Anything with Brant Bjork’s name on it has gotta be good, right? When I heard that this local Toronto outfit travelled all the way down to the California desert to record two tracks at Bjork’s own studio, I was certainly impressed. Can’t say I’ve heard of Slow Death Lights before, but with Brant’s endorsement they’ve piqued my interest in their debut album before I even push play.
The album kicks off with “Velvet Rags,” with a riff that reminds me of QOTSA’s “Feel Good Hit of the Summer.” The chorus kinda feels a little flat, mind you. Feels like it’s missing something—like a hit of c-c-c-c-c-cocaine, perhaps? “City of Lights” reminds me of the post-grunge era of radio rock, with a vibe that recalls some of The Headstones or Collective Soul’s better tracks, albeit with a solid psychedelic guitar solo. “The Blood to Stone Me” is by far the longest track, just over five-and-a-half minutes, and is the first one I’d really call “stoner rock,” with a fuzz-laden riff that brings Truckfighters to mind, while “Watermill” weaves and wails like a cut offa Kyuss’ Sky Valley.

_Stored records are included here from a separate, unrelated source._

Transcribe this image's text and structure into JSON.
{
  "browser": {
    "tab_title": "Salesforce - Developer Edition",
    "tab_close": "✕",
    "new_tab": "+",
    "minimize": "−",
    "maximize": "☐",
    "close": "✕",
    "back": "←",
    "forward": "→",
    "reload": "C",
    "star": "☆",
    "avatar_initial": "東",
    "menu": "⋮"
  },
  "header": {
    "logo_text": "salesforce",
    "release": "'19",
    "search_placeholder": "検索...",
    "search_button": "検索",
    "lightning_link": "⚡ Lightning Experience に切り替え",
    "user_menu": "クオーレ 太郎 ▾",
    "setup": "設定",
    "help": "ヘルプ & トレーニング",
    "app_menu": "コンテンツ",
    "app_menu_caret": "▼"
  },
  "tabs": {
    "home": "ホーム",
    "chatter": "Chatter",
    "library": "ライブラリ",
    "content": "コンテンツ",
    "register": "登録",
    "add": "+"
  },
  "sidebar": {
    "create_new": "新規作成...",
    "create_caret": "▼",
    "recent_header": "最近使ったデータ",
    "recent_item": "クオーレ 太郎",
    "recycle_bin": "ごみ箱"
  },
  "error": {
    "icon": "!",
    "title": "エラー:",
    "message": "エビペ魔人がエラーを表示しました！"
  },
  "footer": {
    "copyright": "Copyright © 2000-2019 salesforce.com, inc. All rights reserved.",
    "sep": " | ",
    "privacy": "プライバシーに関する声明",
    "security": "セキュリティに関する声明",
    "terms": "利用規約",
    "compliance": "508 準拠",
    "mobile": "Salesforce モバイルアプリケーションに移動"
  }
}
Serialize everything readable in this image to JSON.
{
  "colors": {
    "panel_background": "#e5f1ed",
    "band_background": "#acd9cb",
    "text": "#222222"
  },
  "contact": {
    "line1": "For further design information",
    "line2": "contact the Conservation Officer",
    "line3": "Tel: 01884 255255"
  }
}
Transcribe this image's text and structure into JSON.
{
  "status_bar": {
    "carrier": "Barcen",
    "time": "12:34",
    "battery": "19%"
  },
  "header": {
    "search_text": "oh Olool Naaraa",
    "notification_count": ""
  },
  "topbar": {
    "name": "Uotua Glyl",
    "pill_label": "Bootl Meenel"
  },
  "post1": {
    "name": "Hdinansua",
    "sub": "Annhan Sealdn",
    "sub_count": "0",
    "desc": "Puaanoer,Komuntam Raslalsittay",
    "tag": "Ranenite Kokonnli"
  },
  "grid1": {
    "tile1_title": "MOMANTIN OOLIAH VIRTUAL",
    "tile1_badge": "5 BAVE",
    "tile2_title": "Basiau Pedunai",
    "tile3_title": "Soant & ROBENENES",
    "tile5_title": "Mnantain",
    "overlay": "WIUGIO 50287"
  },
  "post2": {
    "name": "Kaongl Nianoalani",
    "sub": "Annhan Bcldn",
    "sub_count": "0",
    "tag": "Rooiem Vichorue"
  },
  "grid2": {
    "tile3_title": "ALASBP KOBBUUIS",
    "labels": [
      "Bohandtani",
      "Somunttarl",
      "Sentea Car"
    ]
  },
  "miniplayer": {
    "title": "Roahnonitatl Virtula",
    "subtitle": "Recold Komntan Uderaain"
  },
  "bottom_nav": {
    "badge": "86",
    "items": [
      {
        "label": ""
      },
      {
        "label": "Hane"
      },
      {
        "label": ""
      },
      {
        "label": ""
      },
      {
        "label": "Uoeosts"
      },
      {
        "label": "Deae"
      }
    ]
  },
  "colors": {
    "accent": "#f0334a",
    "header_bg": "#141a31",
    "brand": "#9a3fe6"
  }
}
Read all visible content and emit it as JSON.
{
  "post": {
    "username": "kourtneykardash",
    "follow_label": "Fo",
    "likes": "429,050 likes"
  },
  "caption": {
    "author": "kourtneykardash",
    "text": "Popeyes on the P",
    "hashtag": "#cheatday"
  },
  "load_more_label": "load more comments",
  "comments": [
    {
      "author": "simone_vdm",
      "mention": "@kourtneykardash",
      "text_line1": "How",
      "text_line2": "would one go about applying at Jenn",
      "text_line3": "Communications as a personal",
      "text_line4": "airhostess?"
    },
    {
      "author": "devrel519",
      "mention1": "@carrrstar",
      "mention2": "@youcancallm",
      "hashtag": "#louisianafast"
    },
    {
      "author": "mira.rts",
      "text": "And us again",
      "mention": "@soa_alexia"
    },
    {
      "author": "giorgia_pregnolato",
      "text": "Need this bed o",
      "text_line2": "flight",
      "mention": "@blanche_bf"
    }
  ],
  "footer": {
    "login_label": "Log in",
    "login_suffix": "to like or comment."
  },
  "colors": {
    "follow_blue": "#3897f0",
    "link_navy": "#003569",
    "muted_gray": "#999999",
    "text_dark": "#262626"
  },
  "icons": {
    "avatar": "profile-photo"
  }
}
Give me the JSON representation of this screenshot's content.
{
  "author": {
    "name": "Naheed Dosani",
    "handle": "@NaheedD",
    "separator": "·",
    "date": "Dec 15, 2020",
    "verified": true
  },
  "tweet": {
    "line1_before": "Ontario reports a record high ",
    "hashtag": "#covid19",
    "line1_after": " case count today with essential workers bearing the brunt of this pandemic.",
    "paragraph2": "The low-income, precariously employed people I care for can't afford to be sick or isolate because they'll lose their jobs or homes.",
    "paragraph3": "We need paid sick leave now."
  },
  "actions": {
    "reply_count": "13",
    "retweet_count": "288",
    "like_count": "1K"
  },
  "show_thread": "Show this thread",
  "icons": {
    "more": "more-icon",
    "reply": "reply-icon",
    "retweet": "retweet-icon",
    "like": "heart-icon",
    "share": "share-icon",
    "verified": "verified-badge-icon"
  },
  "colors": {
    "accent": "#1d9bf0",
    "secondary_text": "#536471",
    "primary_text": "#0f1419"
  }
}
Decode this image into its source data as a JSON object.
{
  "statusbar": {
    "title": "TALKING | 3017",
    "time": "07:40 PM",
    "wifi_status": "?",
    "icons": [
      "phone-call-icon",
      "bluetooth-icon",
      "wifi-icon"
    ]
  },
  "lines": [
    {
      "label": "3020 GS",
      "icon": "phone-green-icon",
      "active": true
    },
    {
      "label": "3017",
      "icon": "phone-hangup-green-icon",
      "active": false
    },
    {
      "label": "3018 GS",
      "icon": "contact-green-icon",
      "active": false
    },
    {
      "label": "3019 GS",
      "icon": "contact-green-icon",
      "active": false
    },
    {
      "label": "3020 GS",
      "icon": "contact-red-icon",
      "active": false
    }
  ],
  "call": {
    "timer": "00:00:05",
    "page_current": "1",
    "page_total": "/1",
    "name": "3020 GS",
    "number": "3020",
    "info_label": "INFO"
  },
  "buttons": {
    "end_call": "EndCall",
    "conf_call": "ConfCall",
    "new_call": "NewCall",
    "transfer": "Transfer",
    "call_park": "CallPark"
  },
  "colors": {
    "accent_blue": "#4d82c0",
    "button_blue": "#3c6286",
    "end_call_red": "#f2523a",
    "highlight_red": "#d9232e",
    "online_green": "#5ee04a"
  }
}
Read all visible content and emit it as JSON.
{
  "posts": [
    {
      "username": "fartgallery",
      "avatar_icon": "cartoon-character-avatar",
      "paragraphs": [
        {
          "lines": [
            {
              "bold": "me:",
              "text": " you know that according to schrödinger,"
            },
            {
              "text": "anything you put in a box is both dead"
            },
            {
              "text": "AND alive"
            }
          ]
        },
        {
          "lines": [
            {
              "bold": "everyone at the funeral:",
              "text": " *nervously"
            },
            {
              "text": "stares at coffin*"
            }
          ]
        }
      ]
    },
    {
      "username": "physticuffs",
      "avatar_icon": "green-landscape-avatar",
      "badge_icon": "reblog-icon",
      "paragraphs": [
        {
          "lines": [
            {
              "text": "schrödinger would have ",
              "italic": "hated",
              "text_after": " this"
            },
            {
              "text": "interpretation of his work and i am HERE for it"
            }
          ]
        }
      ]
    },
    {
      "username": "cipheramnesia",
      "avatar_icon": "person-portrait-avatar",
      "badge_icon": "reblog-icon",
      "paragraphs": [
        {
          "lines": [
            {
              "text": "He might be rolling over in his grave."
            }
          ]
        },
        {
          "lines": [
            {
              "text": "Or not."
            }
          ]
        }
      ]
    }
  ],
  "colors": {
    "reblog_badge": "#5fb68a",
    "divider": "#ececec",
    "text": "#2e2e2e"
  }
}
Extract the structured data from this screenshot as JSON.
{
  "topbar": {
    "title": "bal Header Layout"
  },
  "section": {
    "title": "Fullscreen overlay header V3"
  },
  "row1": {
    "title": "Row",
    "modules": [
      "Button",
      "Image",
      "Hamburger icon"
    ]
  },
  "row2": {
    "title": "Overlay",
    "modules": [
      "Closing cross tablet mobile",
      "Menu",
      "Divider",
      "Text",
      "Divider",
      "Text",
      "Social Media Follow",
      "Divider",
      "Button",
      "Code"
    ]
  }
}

This is a very clean, polished effort, almost to its detriment. The thing about fuzz rock is that it’s supposed to sound fuzzy—while the guitar solo on “Dirty Chores” really rips, the verses sound a little too clean, and the chorus too light for my tastes. “Ironwood Trees” has a big, crunchy, 70’s-style riff that has me thinking of BOC’s “Godzilla,” but the vocals seem a little weak. Would I enjoy this stuff if it came on the radio? Yeah, probably. But it’s not the first thing I’d reach for when cruising down the desert highway—put it that way.